Natural self-help treatment for anyone with a small palm lump makes sense because Dupuytren can self-heal. The medial literature does not discuss this much, but everyone knows that a fair percent of small palm bumps spontaneously goes away by self-healing. DCI has worked for over 21 years a system of natural therapies to support and assist that process. When people with early Dupuytren’s contracture tissue follow a large DCI treatment plan, good things can happen. We receive 8-10 reports of moderate to marked improvement, even elimination, of the palm lump when using the DCI large plan, for every one report of failure.
Most people DCI deals with – and helps – are in early stage Dupuytren’s contracture. This is because the palm lump is smaller, softer and less infiltrated into the surrounding normal tissue.
Earlier is better
Dupuytren’s palm lumps are not known to stay small or remain a minor inconvenience. They often become a nasty surgical problem in a few years.
Early Dupuytren’s palm lumps can just go away by themselves. They self-heal. For example, like the many skin problems we all have that come and go from time to time. After all, that is the way the body is supposed to work. It happens all the time.
The immune system and regular metabolic activity are continually correcting small and large problems as they try to develop. Only occasionally – rather rarely – the body is unable to solve a problem. While an early palm lump is still small, you might be able to push that repair process along with help from DCI.
What is early stage Dupuytren’s contracture?
Basically, early stage Dupuytren’s contracture refers to the first signs and symptoms of Dupuytren’s disease on the surface of the palm:
- Small, callus-like dimples or lumps near the base of one or more fingers.
- Over time (months or years) it gradually becomes larger, harder, and thicker.
- Only later involves more area on the palm, and more fingers.
- Pain is variable, might even be absent.
- Almost always there is no finger cord in early stage.
- Because there is no finger cord yet, involved finger can be fully straightened, allowing full use of hand.
Standard medical care for early Dupuytren’s contracture
Often, when a doctor first diagnoses DC, he/she will offer no active treatment. Instead, the doctor will suggest watching and waiting to see how fast the DC will worsen. Hard to believe, the doctor does nothing to help the patient get better or avoid surgery.

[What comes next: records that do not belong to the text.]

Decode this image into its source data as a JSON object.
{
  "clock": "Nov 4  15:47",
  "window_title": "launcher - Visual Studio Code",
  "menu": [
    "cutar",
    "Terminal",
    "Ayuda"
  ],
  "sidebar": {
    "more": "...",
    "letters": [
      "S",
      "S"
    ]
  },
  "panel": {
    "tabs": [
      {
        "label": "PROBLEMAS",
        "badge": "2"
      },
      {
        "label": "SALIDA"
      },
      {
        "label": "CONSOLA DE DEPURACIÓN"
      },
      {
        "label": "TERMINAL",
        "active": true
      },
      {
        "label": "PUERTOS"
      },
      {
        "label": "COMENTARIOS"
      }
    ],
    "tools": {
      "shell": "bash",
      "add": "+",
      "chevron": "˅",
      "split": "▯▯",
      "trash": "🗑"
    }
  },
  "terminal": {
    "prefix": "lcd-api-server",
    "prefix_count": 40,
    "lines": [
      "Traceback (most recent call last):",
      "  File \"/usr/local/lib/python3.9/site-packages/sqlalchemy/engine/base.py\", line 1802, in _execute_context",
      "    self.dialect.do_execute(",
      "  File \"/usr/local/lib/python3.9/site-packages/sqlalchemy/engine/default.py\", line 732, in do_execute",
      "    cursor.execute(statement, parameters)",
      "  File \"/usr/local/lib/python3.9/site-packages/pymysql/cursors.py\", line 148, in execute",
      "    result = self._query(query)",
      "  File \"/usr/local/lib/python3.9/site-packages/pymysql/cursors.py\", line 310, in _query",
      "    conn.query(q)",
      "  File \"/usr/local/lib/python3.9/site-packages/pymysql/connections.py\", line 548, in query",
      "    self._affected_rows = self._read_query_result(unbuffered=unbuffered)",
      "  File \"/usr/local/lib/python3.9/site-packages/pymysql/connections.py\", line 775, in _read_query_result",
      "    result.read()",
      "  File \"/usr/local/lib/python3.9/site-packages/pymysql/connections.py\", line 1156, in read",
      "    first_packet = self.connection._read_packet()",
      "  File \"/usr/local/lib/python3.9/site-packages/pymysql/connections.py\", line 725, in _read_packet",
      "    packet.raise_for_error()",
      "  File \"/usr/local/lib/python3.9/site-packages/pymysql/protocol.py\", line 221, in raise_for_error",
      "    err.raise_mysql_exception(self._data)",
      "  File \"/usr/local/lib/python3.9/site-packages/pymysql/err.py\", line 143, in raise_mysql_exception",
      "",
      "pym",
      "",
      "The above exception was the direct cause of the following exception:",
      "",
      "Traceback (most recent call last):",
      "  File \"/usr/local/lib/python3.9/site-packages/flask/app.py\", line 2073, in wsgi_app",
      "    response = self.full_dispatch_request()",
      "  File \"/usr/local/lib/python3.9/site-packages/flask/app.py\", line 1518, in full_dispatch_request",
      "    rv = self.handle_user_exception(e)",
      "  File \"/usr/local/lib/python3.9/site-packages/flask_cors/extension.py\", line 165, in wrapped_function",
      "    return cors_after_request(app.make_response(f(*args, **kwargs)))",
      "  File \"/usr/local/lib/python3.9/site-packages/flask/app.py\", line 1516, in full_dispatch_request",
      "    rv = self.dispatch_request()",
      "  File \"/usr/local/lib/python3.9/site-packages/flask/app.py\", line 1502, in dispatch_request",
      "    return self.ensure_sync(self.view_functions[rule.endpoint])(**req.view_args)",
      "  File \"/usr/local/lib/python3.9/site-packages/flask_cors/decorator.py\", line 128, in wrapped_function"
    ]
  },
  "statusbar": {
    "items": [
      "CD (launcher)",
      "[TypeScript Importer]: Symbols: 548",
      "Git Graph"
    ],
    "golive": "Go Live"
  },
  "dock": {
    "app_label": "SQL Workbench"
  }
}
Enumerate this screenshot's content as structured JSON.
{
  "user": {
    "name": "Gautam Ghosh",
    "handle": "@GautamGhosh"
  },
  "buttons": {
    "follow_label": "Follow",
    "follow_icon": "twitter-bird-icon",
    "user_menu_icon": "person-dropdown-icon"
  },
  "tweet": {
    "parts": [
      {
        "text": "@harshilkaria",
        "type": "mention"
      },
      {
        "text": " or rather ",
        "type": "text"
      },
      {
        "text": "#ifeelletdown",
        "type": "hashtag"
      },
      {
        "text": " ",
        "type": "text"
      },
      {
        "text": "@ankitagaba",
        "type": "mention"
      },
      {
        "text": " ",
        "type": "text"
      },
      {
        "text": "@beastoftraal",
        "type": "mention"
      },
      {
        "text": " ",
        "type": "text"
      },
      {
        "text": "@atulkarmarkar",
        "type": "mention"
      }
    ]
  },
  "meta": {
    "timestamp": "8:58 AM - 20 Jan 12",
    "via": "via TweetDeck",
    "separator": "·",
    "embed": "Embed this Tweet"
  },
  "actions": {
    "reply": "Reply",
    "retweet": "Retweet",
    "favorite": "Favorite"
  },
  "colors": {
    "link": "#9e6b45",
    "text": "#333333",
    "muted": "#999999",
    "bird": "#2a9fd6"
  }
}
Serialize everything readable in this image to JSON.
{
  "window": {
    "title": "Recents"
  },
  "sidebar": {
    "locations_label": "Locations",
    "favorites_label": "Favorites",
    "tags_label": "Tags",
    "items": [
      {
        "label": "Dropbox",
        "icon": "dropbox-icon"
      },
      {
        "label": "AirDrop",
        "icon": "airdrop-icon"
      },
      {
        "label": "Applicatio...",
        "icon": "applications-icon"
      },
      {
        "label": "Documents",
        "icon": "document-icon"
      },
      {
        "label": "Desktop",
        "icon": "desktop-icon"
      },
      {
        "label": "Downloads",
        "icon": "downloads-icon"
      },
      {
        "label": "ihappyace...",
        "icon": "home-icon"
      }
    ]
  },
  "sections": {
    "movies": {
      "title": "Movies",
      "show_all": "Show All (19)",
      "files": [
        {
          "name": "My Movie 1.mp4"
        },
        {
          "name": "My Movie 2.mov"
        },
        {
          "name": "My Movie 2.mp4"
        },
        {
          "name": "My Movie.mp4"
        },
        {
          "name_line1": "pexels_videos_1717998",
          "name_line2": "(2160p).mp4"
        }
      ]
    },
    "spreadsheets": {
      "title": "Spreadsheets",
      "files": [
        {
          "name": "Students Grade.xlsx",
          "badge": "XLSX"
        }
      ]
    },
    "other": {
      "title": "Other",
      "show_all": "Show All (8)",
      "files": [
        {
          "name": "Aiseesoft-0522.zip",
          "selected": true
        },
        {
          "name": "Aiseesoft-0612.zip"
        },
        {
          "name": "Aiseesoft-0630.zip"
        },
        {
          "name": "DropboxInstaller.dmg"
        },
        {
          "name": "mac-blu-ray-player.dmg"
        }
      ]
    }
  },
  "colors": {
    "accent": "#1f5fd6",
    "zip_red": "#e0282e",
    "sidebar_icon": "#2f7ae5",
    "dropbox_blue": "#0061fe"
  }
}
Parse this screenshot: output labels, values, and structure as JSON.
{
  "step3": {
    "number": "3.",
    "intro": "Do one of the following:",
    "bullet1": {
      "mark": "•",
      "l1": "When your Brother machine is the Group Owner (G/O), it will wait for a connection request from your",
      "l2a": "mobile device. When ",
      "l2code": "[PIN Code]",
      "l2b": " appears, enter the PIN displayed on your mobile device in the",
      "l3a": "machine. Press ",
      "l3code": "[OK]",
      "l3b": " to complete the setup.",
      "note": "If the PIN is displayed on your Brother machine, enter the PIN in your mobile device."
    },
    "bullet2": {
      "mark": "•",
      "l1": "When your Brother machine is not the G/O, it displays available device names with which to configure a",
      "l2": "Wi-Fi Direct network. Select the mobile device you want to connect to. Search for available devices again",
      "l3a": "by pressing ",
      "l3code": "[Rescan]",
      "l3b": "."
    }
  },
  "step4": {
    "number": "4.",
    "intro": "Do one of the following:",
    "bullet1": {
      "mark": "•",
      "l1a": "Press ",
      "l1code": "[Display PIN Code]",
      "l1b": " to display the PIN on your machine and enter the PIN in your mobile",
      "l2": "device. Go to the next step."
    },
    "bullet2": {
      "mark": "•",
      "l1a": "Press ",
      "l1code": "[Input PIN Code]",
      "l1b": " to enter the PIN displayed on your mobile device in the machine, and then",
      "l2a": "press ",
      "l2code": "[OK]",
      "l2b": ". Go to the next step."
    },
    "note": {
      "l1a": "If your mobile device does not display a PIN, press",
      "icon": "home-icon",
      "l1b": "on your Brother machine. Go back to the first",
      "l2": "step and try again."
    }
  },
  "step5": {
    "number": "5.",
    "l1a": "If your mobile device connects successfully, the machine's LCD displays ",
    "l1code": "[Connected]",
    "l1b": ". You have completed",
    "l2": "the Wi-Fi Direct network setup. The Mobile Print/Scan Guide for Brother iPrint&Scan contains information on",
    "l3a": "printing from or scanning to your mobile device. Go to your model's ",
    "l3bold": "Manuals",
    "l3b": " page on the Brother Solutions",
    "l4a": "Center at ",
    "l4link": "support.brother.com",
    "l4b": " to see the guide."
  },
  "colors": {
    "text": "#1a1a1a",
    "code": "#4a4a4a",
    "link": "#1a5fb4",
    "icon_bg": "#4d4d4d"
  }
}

The doctor wants the patient to go home to wait for the palm lump to grow into a larger problem. Specifically, the doctor is looking for two things:
- The MCP joint (large knuckle) flexed over to 30 degree or more.
- Patient having a rough time living with the fingertip close to the palm.
The strategy is for the patient with early stage Dupuytren’s contracture to return when the fingers begin to curl close to the palm, and cannot be straightened. They call this “being ready for surgery.”
That is like telling a 400-pound patient to come back when they weigh 500 pounds, so the surgeon can do a staple surgery to lose weight. That does not make sense. Instead, that kind of strategy is good only for the doctor.
Common sense, please
Wouldn’t it make more sense to do something to keep the palm lump from getting worse? You know. Like trying to help the DC heal and go away? At DCI, we find we can help 8-10 people for every one we do not help, to improve their DC when they use our treatment ideas.
Perhaps DCI can assist you.
Don’t wait for early stage Dupuytren’s contracture to get worse. By doing nothing, you lose an opportunity to possibly recover. The time to act is when the problem is early and small.